Problem statement
Apart from the pictures, every record here must be copied word for word.

Records supplied
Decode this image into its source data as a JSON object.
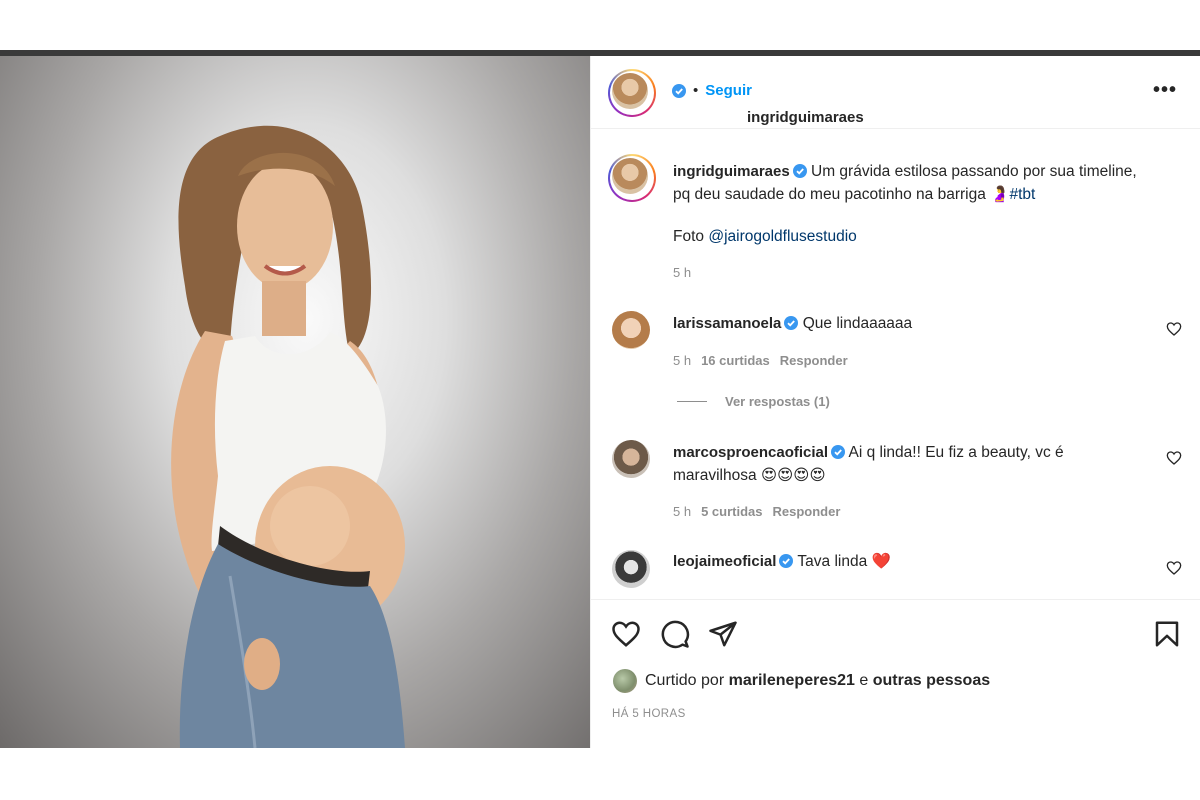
{
  "post": {
    "author": "ingridguimaraes",
    "follow_label": "Seguir",
    "separator": "•",
    "more_label": "•••"
  },
  "caption": {
    "author": "ingridguimaraes",
    "line1": "Um grávida estilosa passando por sua timeline,",
    "line2": "pq deu saudade do meu pacotinho na barriga",
    "emoji": "🤰",
    "hashtag": "#tbt",
    "photo_prefix": "Foto",
    "photo_credit": "@jairogoldflusestudio",
    "time": "5 h"
  },
  "comments": [
    {
      "author": "larissamanoela",
      "text": "Que lindaaaaaa",
      "time": "5 h",
      "likes": "16 curtidas",
      "reply_label": "Responder"
    },
    {
      "author": "marcosproencaoficial",
      "text_line1": "Ai q linda!! Eu fiz a beauty, vc é",
      "text_line2": "maravilhosa 😍😍😍😍",
      "time": "5 h",
      "likes": "5 curtidas",
      "reply_label": "Responder"
    },
    {
      "author": "leojaimeoficial",
      "text": "Tava linda ❤️"
    }
  ],
  "view_replies": "Ver respostas (1)",
  "likes": {
    "prefix": "Curtido por",
    "user": "marileneperes21",
    "connector": "e",
    "others": "outras pessoas"
  },
  "posted_ago": "HÁ 5 HORAS",
  "colors": {
    "link_blue": "#0095f6",
    "verified_blue": "#3897f0",
    "muted": "#8e8e8e",
    "text": "#262626"
  },
  "icons": [
    "verified-badge-icon",
    "more-icon",
    "heart-icon",
    "comment-icon",
    "share-icon",
    "bookmark-icon"
  ]
}
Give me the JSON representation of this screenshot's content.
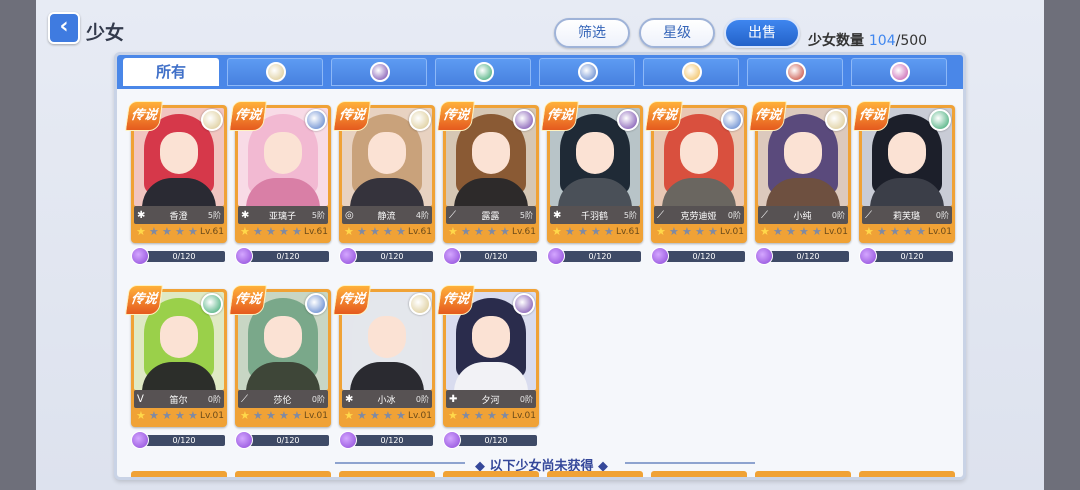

Answer area
Decode this image into its source data as a JSON object.
{
  "post": {
    "author": "ingridguimaraes",
    "follow_label": "Seguir",
    "separator": "•",
    "more_label": "•••"
  },
  "caption": {
    "author": "ingridguimaraes",
    "line1": "Um grávida estilosa passando por sua timeline,",
    "line2": "pq deu saudade do meu pacotinho na barriga",
    "emoji": "🤰",
    "hashtag": "#tbt",
    "photo_prefix": "Foto",
    "photo_credit": "@jairogoldflusestudio",
    "time": "5 h"
  },
  "comments": [
    {
      "author": "larissamanoela",
      "text": "Que lindaaaaaa",
      "time": "5 h",
      "likes": "16 curtidas",
      "reply_label": "Responder"
    },
    {
      "author": "marcosproencaoficial",
      "text_line1": "Ai q linda!! Eu fiz a beauty, vc é",
      "text_line2": "maravilhosa 😍😍😍😍",
      "time": "5 h",
      "likes": "5 curtidas",
      "reply_label": "Responder"
    },
    {
      "author": "leojaimeoficial",
      "text": "Tava linda ❤️"
    }
  ],
  "view_replies": "Ver respostas (1)",
  "likes": {
    "prefix": "Curtido por",
    "user": "marileneperes21",
    "connector": "e",
    "others": "outras pessoas"
  },
  "posted_ago": "HÁ 5 HORAS",
  "colors": {
    "link_blue": "#0095f6",
    "verified_blue": "#3897f0",
    "muted": "#8e8e8e",
    "text": "#262626"
  },
  "icons": [
    "verified-badge-icon",
    "more-icon",
    "heart-icon",
    "comment-icon",
    "share-icon",
    "bookmark-icon"
  ]
}
Give me the JSON representation of this screenshot's content.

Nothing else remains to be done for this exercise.